Study: Apalachicola River flow could affect Gulf fisheries

By Bruce Ritchie

Reduced water flowing from Georgia and Alabama in the Apalachicola River in Florida could have wider effects than have been traditionally studied, according to Florida State University researchers.

Alabama, Florida and Georgia have been fighting in federal court over water from the river system since 1990. Alabama and Georgia want water for cities, farms and recreation on upstream reservoirs while Florida for fish and wildlife in the Apalachicola River and the seafood industry at Apalachicola Bay.

The FSU researchers found that low flows in the river coincided with reduced concentrations of microscopic plant-like organisms — called phytoplankton — in an area extending 125 miles offshore into the Gulf of Mexico, said Steven Morey, a research scientist at FSU’s Center for Ocean-Atmospheric Prediction Studies. FSU announced the publication of the study in a news release today.

Scientists suspect that annual changes in phytoplankton, the base of the marine food chain, can affect the availabilty of food for young fish along the continental shelf. They include reef fish such as grouper that spawn on the outer shelf edge and use areas closer to shore for nursery habitat.

“We expanded our understanding of the area of significant influence of the river,” Morey said. “Most of the (research) work in the past was within the bay or river itself. Now we have expanded the horizon we need to be concerned about to offshore habitat hundreds of kilometers offshore.”

The political fight over water has subsided somewhat this year because of heavy rains across the southeast. The U.S. Army Corps of Engineers, which operates federal dams on the river, ended drought operations on June 1. Florida Gov. Charlie Crist in May asked Interior Secretary Ken Salazar to lead a study of water needs within the river system.

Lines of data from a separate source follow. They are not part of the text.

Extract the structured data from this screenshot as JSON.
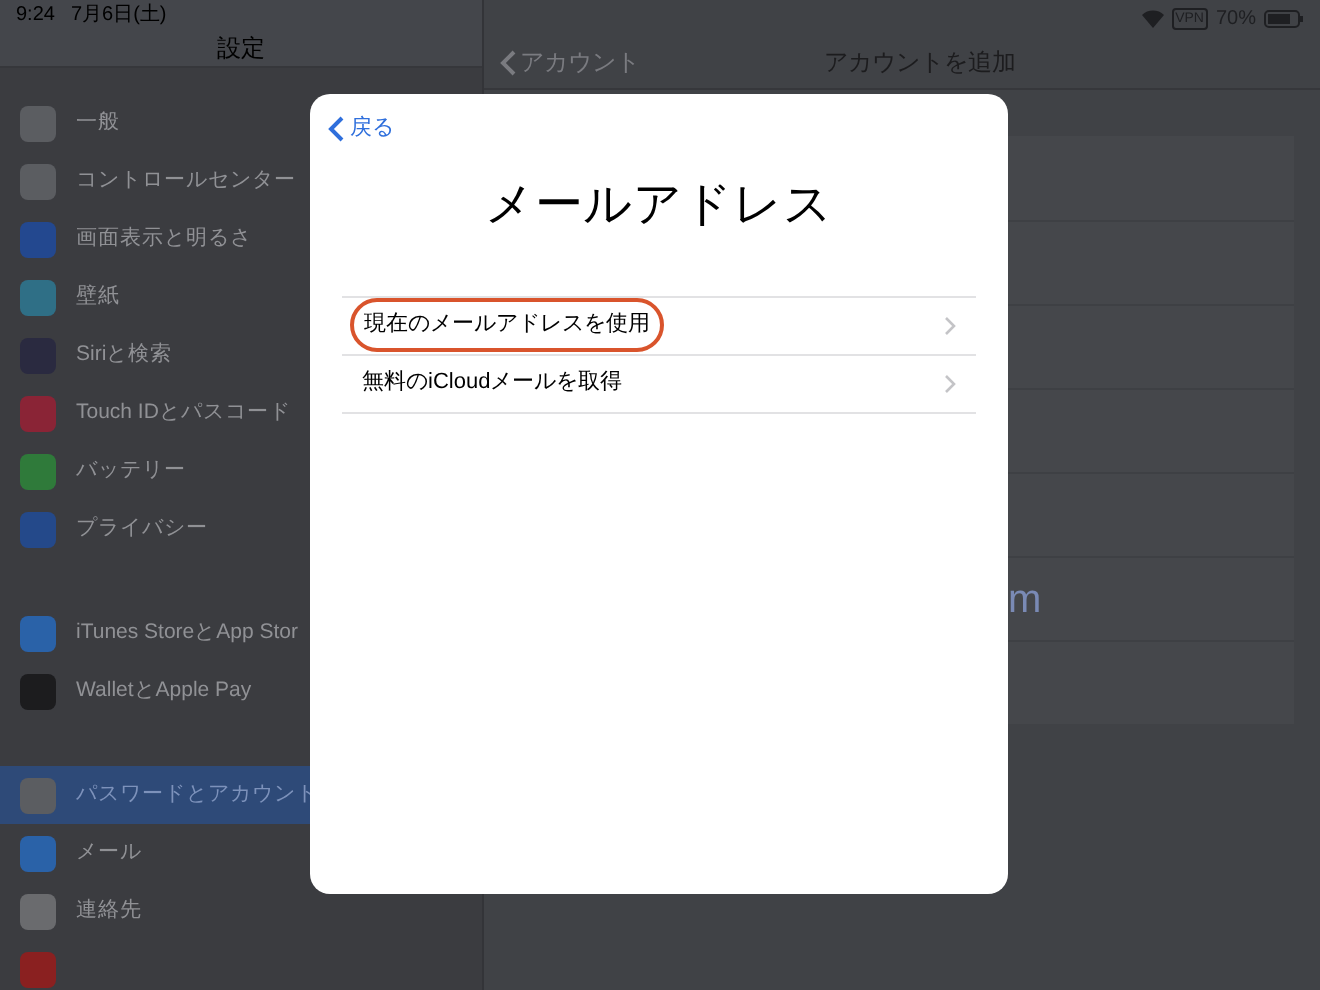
{
  "status_bar": {
    "time": "9:24",
    "date": "7月6日(土)",
    "vpn": "VPN",
    "battery": "70%"
  },
  "sidebar": {
    "title": "設定",
    "groups": [
      [
        {
          "label": "一般",
          "color": "#5b5d61",
          "selected": false
        },
        {
          "label": "コントロールセンター",
          "color": "#5b5d61",
          "selected": false
        },
        {
          "label": "画面表示と明るさ",
          "color": "#23488f",
          "selected": false
        },
        {
          "label": "壁紙",
          "color": "#2f6f86",
          "selected": false
        },
        {
          "label": "Siriと検索",
          "color": "#2a2a40",
          "selected": false
        },
        {
          "label": "Touch IDとパスコード",
          "color": "#8a2436",
          "selected": false
        },
        {
          "label": "バッテリー",
          "color": "#2f7a3a",
          "selected": false
        },
        {
          "label": "プライバシー",
          "color": "#24498a",
          "selected": false
        }
      ],
      [
        {
          "label": "iTunes StoreとApp Stor",
          "color": "#2a62a8",
          "selected": false
        },
        {
          "label": "WalletとApple Pay",
          "color": "#1c1c1e",
          "selected": false
        }
      ],
      [
        {
          "label": "パスワードとアカウント",
          "color": "#5b5d61",
          "selected": true
        },
        {
          "label": "メール",
          "color": "#2a62a8",
          "selected": false
        },
        {
          "label": "連絡先",
          "color": "#6a6b6e",
          "selected": false
        },
        {
          "color": "#8a2020",
          "selected": false
        }
      ]
    ]
  },
  "detail": {
    "back": "アカウント",
    "title": "アカウントを追加",
    "rows": [
      {},
      {},
      {},
      {},
      {},
      {
        "text": "m"
      },
      {}
    ]
  },
  "modal": {
    "back": "戻る",
    "title": "メールアドレス",
    "options": [
      {
        "label": "現在のメールアドレスを使用",
        "highlighted": true
      },
      {
        "label": "無料のiCloudメールを取得",
        "highlighted": false
      }
    ]
  }
}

The FSU researchers examined the seasonal and year-to-year changes in river flow caused by changes in precipitation. They also used satellite data and computer models of ocean circulation to identify a region 125 miles offshore in which changes in ocean color indicated changes in phytoplankton concentrations related to the river flow.

The researchers published their findings in the journal “Continental Shelf Research.”

DISCLOSURE: Editor Bruce Ritchie worked under a contract with FSU that ended May 31. He wrote an article for FSU’s Coastal and Marine Laboratory Web site about grouper research conducted by the lab staff. The Marine Lab did not participate in the research featured in this article.